Content starts
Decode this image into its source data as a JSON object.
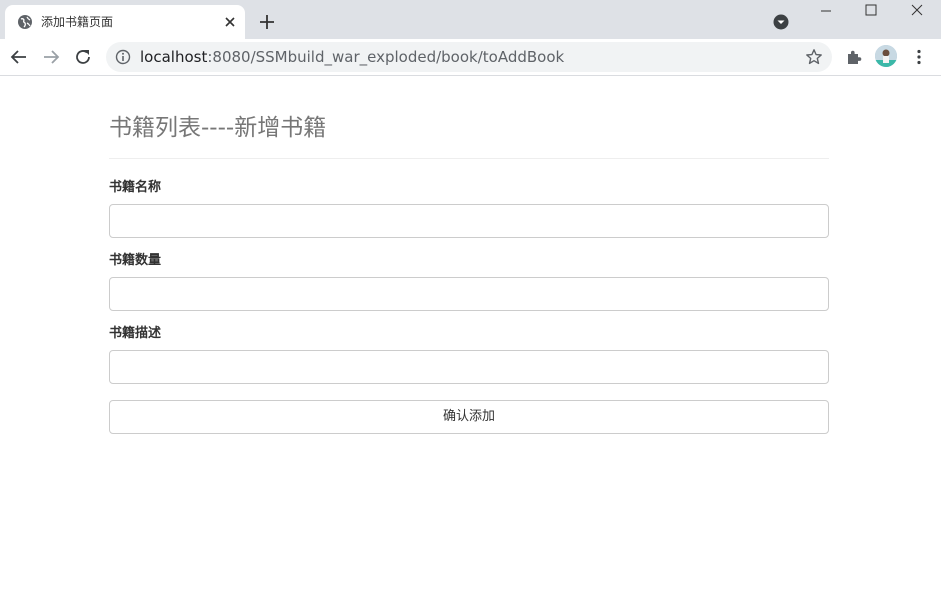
{
  "tab": {
    "title": "添加书籍页面"
  },
  "address_bar": {
    "host": "localhost",
    "path": ":8080/SSMbuild_war_exploded/book/toAddBook"
  },
  "page": {
    "title": "书籍列表----新增书籍",
    "fields": [
      {
        "label": "书籍名称",
        "value": ""
      },
      {
        "label": "书籍数量",
        "value": ""
      },
      {
        "label": "书籍描述",
        "value": ""
      }
    ],
    "submit_label": "确认添加"
  }
}
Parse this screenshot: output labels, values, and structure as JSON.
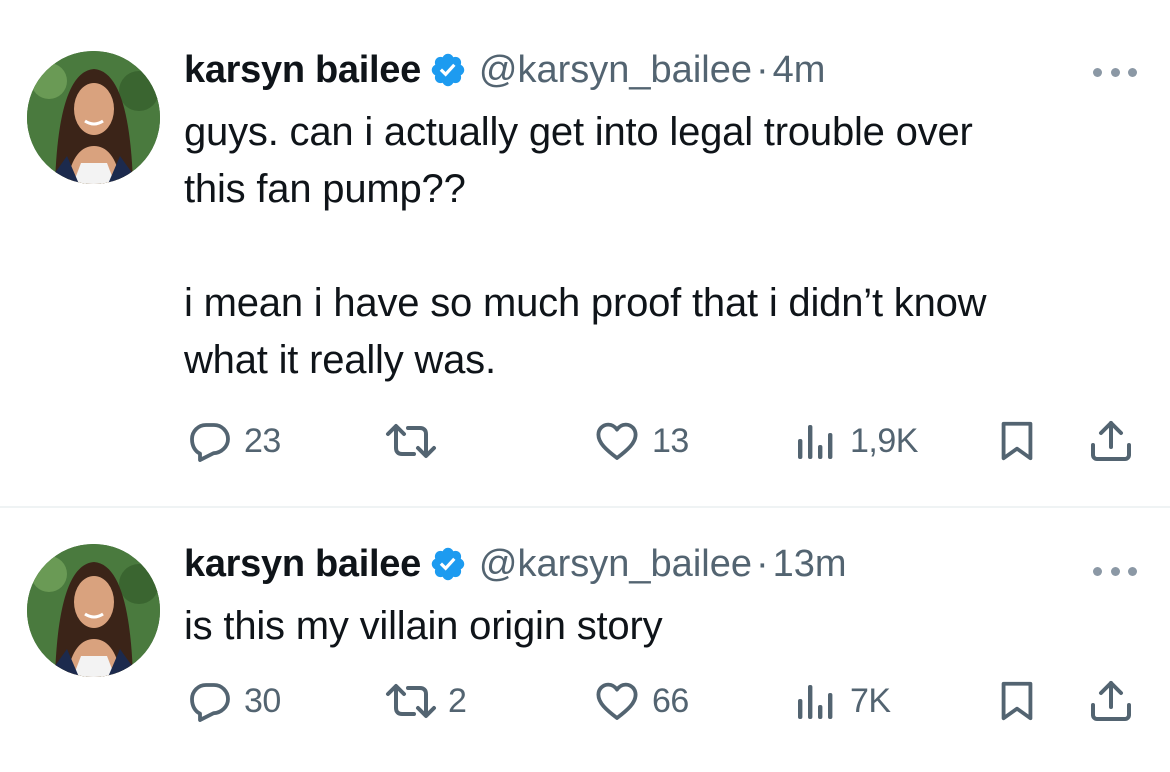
{
  "tweets": [
    {
      "name": "karsyn bailee",
      "handle": "@karsyn_bailee",
      "separator": "·",
      "time": "4m",
      "text_lines": [
        "guys. can i actually get into legal trouble over",
        "this fan pump??",
        "i mean i have so much proof that i didn’t know",
        "what it really was."
      ],
      "replies": "23",
      "retweets": "",
      "likes": "13",
      "views": "1,9K"
    },
    {
      "name": "karsyn bailee",
      "handle": "@karsyn_bailee",
      "separator": "·",
      "time": "13m",
      "text_lines": [
        "is this my villain origin story"
      ],
      "replies": "30",
      "retweets": "2",
      "likes": "66",
      "views": "7K"
    }
  ],
  "icons": {
    "verified": "verified-badge-icon",
    "more": "more-dots-icon",
    "reply": "reply-bubble-icon",
    "retweet": "retweet-icon",
    "like": "heart-icon",
    "views": "views-chart-icon",
    "bookmark": "bookmark-icon",
    "share": "share-icon"
  },
  "colors": {
    "text": "#0f1419",
    "secondary": "#536471",
    "verified": "#1d9bf0",
    "divider": "#eff3f4"
  }
}
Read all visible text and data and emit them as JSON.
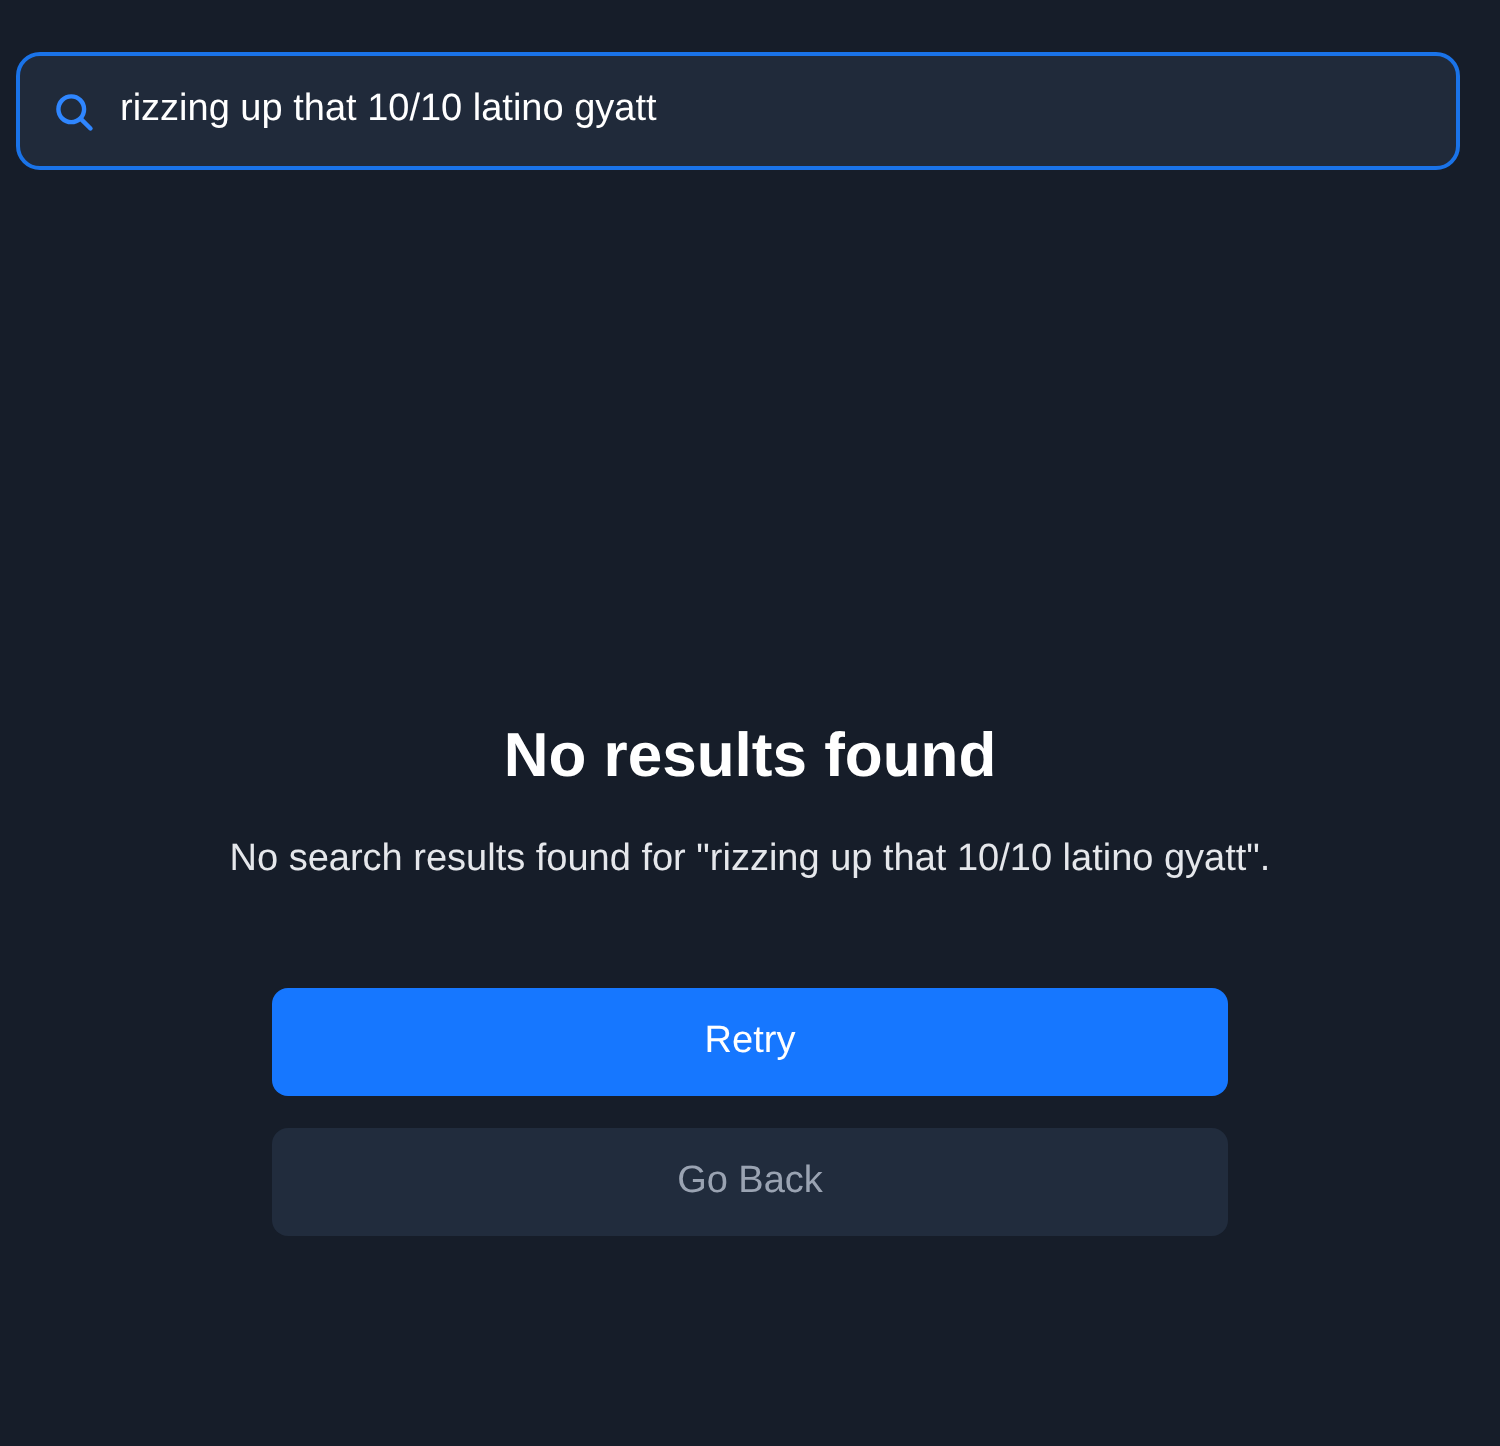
{
  "search": {
    "value": "rizzing up that 10/10 latino gyatt",
    "focused": true
  },
  "empty_state": {
    "title": "No results found",
    "message": "No search results found for \"rizzing up that 10/10 latino gyatt\"."
  },
  "buttons": [
    {
      "label": "Retry",
      "kind": "primary"
    },
    {
      "label": "Go Back",
      "kind": "secondary"
    }
  ]
}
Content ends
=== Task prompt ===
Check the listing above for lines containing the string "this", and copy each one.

=== Output of the exercise ===
Decode this image into its source data as a JSON object.
Parse this screenshot: output labels, values, and structure as JSON.
        "this fan pump??",
        "is this my villain origin story"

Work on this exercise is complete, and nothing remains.